* [Interface dataset entries]:
+++++

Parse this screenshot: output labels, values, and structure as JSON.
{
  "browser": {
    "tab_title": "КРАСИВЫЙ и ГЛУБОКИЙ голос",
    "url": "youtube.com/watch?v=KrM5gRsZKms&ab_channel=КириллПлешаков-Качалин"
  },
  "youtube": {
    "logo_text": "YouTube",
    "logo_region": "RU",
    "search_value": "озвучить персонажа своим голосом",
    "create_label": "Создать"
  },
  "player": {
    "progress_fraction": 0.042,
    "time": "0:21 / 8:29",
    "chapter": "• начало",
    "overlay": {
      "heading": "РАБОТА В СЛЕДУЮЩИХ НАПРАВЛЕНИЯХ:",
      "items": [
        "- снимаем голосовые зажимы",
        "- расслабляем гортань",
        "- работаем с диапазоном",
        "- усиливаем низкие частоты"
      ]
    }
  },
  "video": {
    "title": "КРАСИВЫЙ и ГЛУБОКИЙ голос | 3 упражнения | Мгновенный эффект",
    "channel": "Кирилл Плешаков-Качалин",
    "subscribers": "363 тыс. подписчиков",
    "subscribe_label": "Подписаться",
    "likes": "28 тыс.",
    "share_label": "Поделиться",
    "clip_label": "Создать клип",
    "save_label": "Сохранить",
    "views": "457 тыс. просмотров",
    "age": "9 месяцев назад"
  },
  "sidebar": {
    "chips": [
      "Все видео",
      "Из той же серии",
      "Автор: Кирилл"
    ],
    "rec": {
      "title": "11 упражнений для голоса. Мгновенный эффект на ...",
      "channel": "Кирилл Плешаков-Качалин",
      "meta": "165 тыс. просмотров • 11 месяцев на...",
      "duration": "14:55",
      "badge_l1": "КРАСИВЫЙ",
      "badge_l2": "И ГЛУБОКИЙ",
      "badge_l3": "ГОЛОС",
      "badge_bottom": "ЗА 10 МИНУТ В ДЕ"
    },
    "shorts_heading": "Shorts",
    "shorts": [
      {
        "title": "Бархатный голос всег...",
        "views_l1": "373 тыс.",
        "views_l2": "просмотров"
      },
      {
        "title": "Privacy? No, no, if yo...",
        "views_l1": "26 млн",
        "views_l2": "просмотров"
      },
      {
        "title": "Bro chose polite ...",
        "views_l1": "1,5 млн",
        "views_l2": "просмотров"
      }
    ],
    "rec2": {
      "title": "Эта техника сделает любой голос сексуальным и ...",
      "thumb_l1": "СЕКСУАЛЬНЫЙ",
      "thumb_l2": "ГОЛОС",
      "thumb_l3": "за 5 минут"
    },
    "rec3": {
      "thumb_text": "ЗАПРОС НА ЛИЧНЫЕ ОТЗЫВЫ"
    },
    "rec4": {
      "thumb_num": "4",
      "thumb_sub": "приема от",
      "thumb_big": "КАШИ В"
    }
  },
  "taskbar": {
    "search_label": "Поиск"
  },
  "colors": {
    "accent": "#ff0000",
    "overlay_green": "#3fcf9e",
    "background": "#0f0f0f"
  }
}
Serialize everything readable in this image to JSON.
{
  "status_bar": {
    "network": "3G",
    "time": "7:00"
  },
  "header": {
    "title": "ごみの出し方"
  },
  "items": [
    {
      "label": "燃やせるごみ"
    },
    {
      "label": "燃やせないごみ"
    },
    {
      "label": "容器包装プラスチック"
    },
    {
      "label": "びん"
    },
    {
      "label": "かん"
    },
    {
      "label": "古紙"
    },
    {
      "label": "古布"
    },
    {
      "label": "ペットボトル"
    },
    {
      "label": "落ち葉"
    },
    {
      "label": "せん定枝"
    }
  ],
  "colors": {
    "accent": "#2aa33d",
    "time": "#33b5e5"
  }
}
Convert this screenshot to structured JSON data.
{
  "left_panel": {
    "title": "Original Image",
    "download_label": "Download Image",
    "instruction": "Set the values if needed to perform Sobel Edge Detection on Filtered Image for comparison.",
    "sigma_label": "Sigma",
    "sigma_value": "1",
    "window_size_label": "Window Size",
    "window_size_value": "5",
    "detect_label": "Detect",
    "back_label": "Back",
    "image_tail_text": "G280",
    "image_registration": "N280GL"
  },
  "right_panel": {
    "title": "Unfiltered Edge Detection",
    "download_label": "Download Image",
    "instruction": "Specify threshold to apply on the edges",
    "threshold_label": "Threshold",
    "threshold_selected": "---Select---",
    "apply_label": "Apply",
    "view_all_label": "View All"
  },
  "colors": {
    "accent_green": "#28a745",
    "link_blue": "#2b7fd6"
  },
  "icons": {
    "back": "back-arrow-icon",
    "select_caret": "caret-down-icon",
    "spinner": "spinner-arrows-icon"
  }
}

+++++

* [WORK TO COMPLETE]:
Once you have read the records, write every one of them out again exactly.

* [SOLUTION TO THIS EXERCISE]:
Parse this screenshot: output labels, values, and structure as JSON.
{
  "browser": {
    "tab_title": "КРАСИВЫЙ и ГЛУБОКИЙ голос",
    "url": "youtube.com/watch?v=KrM5gRsZKms&ab_channel=КириллПлешаков-Качалин"
  },
  "youtube": {
    "logo_text": "YouTube",
    "logo_region": "RU",
    "search_value": "озвучить персонажа своим голосом",
    "create_label": "Создать"
  },
  "player": {
    "progress_fraction": 0.042,
    "time": "0:21 / 8:29",
    "chapter": "• начало",
    "overlay": {
      "heading": "РАБОТА В СЛЕДУЮЩИХ НАПРАВЛЕНИЯХ:",
      "items": [
        "- снимаем голосовые зажимы",
        "- расслабляем гортань",
        "- работаем с диапазоном",
        "- усиливаем низкие частоты"
      ]
    }
  },
  "video": {
    "title": "КРАСИВЫЙ и ГЛУБОКИЙ голос | 3 упражнения | Мгновенный эффект",
    "channel": "Кирилл Плешаков-Качалин",
    "subscribers": "363 тыс. подписчиков",
    "subscribe_label": "Подписаться",
    "likes": "28 тыс.",
    "share_label": "Поделиться",
    "clip_label": "Создать клип",
    "save_label": "Сохранить",
    "views": "457 тыс. просмотров",
    "age": "9 месяцев назад"
  },
  "sidebar": {
    "chips": [
      "Все видео",
      "Из той же серии",
      "Автор: Кирилл"
    ],
    "rec": {
      "title": "11 упражнений для голоса. Мгновенный эффект на ...",
      "channel": "Кирилл Плешаков-Качалин",
      "meta": "165 тыс. просмотров • 11 месяцев на...",
      "duration": "14:55",
      "badge_l1": "КРАСИВЫЙ",
      "badge_l2": "И ГЛУБОКИЙ",
      "badge_l3": "ГОЛОС",
      "badge_bottom": "ЗА 10 МИНУТ В ДЕ"
    },
    "shorts_heading": "Shorts",
    "shorts": [
      {
        "title": "Бархатный голос всег...",
        "views_l1": "373 тыс.",
        "views_l2": "просмотров"
      },
      {
        "title": "Privacy? No, no, if yo...",
        "views_l1": "26 млн",
        "views_l2": "просмотров"
      },
      {
        "title": "Bro chose polite ...",
        "views_l1": "1,5 млн",
        "views_l2": "просмотров"
      }
    ],
    "rec2": {
      "title": "Эта техника сделает любой голос сексуальным и ...",
      "thumb_l1": "СЕКСУАЛЬНЫЙ",
      "thumb_l2": "ГОЛОС",
      "thumb_l3": "за 5 минут"
    },
    "rec3": {
      "thumb_text": "ЗАПРОС НА ЛИЧНЫЕ ОТЗЫВЫ"
    },
    "rec4": {
      "thumb_num": "4",
      "thumb_sub": "приема от",
      "thumb_big": "КАШИ В"
    }
  },
  "taskbar": {
    "search_label": "Поиск"
  },
  "colors": {
    "accent": "#ff0000",
    "overlay_green": "#3fcf9e",
    "background": "#0f0f0f"
  }
}
Serialize everything readable in this image to JSON.
{
  "status_bar": {
    "network": "3G",
    "time": "7:00"
  },
  "header": {
    "title": "ごみの出し方"
  },
  "items": [
    {
      "label": "燃やせるごみ"
    },
    {
      "label": "燃やせないごみ"
    },
    {
      "label": "容器包装プラスチック"
    },
    {
      "label": "びん"
    },
    {
      "label": "かん"
    },
    {
      "label": "古紙"
    },
    {
      "label": "古布"
    },
    {
      "label": "ペットボトル"
    },
    {
      "label": "落ち葉"
    },
    {
      "label": "せん定枝"
    }
  ],
  "colors": {
    "accent": "#2aa33d",
    "time": "#33b5e5"
  }
}
Convert this screenshot to structured JSON data.
{
  "left_panel": {
    "title": "Original Image",
    "download_label": "Download Image",
    "instruction": "Set the values if needed to perform Sobel Edge Detection on Filtered Image for comparison.",
    "sigma_label": "Sigma",
    "sigma_value": "1",
    "window_size_label": "Window Size",
    "window_size_value": "5",
    "detect_label": "Detect",
    "back_label": "Back",
    "image_tail_text": "G280",
    "image_registration": "N280GL"
  },
  "right_panel": {
    "title": "Unfiltered Edge Detection",
    "download_label": "Download Image",
    "instruction": "Specify threshold to apply on the edges",
    "threshold_label": "Threshold",
    "threshold_selected": "---Select---",
    "apply_label": "Apply",
    "view_all_label": "View All"
  },
  "colors": {
    "accent_green": "#28a745",
    "link_blue": "#2b7fd6"
  },
  "icons": {
    "back": "back-arrow-icon",
    "select_caret": "caret-down-icon",
    "spinner": "spinner-arrows-icon"
  }
}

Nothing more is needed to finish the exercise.